Here are a different set of facts:
"fairly unambiguous conclusions: that the Western delegates crossed
all of the red lines that they drew themselves and conceded most of what
was termed critical at the outset; and that the Iranians have achieved
almost all of their goals."
Here is a review and synopsis of an Iranian plan:
There are some areas in which the Iran agreement might actually bump into law and legal authority:
"Even if Congress doesn’t vote to bar President Obama from lifting
sanctions on Iran, the president still wouldn’t be able to deliver fully
on the deal’s unprecedented sanctions-lifting commitments. They were
promised regardless of any future Iranian aggression in the region,
sponsorship of terrorist acts or other misconduct.
Some of the
U.S. statutes allow the president to lift certain sanctions on Iran. But
many of the most important sanctions—including sanctions against Iran’s
central bank—cannot be waived unless the president certifies that Iran
has stopped its ballistic-missile program, ceased money-laundering and
no longer sponsors international terrorism. He certainly can’t do that
now, and nothing in the deal forces Iran to take either step. The
Security Council’s blessing of the nuclear agreement has no bearing on
these U.S. sanctions.
The administration faces another serious
problem because the deal requires the removal of state and local
Iran-related sanctions. That would have been all right if Mr. Obama had
pursued a treaty with Iran, which would have bound the states, but his
executive-agreement approach cannot pre-empt the authority of the
For the full article see:
All sorts of interesting clauses and side deals keep appearing in public awareness such as the following suspicion that the deal "requires" the US to help protect the Iranian nuclear facilities against cyber and military attacks:
And here is a counter to some of Kerry's claims:
And here is another voice that examines the Iran deal from the perspective of the Democratic party:
The following is a sad and frightening conclusion from an article, which if true make Obama and Kerry out to be short-sighted and possibly dangerous leaders:
"Yet when even a famous Iranian “moderate” like the former President Hashemi Rafsanjani
has said—as he did in 2001, contemplating a nuclear exchange—that “the
use of even one nuclear bomb inside Israel will destroy everything.
However, it will only harm the Islamic world. It is not irrational to
contemplate such an eventuality,” how can deterrence work?
The brutal truth is that the actual alternatives before us are not Mr.
Obama’s deal or war. They are conventional war now or nuclear war later.
recently declared that Israel would be making a “huge mistake” to take
military action against Iran. But Mr. Kerry, as usual, is spectacularly

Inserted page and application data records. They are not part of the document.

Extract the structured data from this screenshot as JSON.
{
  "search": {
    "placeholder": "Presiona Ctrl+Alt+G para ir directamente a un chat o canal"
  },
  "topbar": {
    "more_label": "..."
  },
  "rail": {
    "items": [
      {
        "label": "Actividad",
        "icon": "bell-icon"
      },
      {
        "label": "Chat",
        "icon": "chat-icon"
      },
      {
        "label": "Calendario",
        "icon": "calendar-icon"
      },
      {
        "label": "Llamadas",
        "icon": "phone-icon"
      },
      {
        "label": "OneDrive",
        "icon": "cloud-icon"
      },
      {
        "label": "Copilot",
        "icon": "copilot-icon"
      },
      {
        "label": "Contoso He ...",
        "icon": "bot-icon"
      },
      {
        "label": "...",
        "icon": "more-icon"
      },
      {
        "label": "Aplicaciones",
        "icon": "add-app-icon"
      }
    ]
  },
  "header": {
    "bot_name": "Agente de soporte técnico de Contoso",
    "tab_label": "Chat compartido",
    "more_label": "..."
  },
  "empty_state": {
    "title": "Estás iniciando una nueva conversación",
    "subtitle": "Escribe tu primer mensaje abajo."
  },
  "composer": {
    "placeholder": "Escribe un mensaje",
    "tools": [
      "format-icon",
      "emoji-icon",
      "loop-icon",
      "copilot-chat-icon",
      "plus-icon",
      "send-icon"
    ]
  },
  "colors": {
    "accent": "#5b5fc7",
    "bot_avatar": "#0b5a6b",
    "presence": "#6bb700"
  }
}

wrong. Israel would not be making a mistake at all, let alone a huge
one. On the contrary, it would actually be sparing itself—and the rest
of the world—a nuclear conflagration in the not too distant future."
For the article which comes to these conclusions see: